HAINES -- Chip and I did not get a moose, but it wasn't from lack of trying. And as he said, now that the hunt is over, the stories can begin. And that's the fun part that could last all winter.
Until now, everyone was very vague about just what they saw out there, especially as this hunt, with strict restrictions on antler configurations, means that a bull moose is not always, or even usually, hunt-able. It may take a while to determine if he has three brow tines on one side, the minimum amount, and if indeed what you think is a brow tine really is one, and not a mid-bay tine. Or if that's a forked antler for certain -- and just forget about the 50-inch antler spread, as very few of our moose are that big, and close up they all look huge. (Yes, it's tricky, all of it.)
Turns out we saw more of the beautiful country than the moose herd, but there were still plenty of them to keep us hoping. One day we were tiptoeing through the brush and came upon a cow and calf and watched and waited silently, barely breathing, it seemed, for a couple of hours, guessing a bull would show up, until it grew too late. On the way to camp the same pair blocked our path. We had been sneaking around so quietly not to disturb them, and now we were shouting and waving our arms, and she wouldn't move. Oh, the irony.
We couldn't get to camp except on their trail, as the river was on our other side, so we nudged the pair back, a few steps at a time. I kept thinking about my friend Deborah who was stomped by a moose on her way home from dinner at a friend's house. That one kicked her thigh and nicked her knee, and stood its ground for 20 minutes while she froze, bravely, in spite of the terror. She's okay, but I think a cow and a calf are more dangerous than a bear.
Our friend Don hunts with a bow instead of a rifle, and he was charged by an angry bear while walking back to his wall tent camp for the evening. He keeps a pistol in his pack, just in case, but said he didn't have time to grab it, so he turned around and pretended to be an aggressive bear and scared it off. (Don did eventually bag his moose, though it was too far away for his bow and he used a rifle.) Only 26 moose were taken and about 200 permits were issued for the four-week subsistence moose season. The hunt in Haines is more about hunting than killing, which makes some hunters grumpy, but that's why I enjoy it. It's safe -- as no one is shooting at everything that moves -- and it takes time. That allows for life to slow way down and allows me to pay close attention to the world around me. It also blends tenacity, skill and luck in equal parts.
We just weren't that lucky this year, although, as Chip pointed out, we have had very good luck in the bigger things in our life than a moose hunt, and we wouldn't trade that for some steaks, you know?
And what is luck anyway?
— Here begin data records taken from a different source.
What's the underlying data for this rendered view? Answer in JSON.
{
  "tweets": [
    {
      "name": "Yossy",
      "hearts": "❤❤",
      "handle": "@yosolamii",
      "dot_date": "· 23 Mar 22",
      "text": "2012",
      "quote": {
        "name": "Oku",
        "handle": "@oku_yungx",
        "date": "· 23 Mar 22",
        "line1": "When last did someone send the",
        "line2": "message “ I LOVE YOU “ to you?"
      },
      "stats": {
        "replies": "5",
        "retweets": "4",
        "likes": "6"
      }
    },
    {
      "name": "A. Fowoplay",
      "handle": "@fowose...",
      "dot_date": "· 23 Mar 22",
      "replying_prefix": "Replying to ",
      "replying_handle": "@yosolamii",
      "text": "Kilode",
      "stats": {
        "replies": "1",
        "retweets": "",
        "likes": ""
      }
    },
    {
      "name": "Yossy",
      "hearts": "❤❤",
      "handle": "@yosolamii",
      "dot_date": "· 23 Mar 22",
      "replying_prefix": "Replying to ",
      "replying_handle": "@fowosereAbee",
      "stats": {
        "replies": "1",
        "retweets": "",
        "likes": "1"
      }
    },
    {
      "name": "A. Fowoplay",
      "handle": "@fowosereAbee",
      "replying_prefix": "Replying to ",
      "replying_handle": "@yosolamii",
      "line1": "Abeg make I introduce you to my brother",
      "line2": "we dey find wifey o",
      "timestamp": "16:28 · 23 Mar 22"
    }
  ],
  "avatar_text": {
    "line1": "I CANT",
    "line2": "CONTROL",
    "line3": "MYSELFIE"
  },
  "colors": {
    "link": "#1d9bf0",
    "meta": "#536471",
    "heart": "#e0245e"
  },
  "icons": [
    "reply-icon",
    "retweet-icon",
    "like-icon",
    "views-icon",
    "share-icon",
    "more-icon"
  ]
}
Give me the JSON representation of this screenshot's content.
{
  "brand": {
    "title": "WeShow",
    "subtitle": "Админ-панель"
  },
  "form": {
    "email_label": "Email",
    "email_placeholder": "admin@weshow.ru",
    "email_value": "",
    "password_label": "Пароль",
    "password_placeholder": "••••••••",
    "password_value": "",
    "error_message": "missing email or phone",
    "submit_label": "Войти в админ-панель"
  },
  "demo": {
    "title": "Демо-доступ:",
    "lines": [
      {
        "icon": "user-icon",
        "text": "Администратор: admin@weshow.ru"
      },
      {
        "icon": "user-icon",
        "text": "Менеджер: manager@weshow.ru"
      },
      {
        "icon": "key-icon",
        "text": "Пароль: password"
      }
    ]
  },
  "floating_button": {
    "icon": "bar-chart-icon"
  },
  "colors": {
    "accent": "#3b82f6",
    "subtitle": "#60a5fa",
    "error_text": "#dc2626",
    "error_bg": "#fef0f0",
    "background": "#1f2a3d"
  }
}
Vince Hansen spent about two hours out in the woods on a sunny afternoon break from his work as the administrator of Haines Assisted Living and he shot a moose. He said he walked into his usual spot, sat, waited and read for a bit, and on the way home, after seeing nothing and hearing nothing, he noticed an antler-raked bush, a sign that a bull moose has been in the area, and thought he should come back here again, if he could find the time. That's when he walked right into a big bull moose. It didn't bolt. Instead, that moose bowed his antlers at Vince, first forward, then slowly to one side, and then the other -- just to be sure Vince could see it was legal? Maybe. Who knows? "The thing is," Vince said, "everyone says, 'Man you are lucky.'
“Well, it actually took me six years and two hours of hunting to get my moose. 'Finally' is all I can say."
Haines writer Heather Lende’s third book of essays, “Finding the Good” will be published soon. This post originally appeared on her blog. It has been reprinted with permission.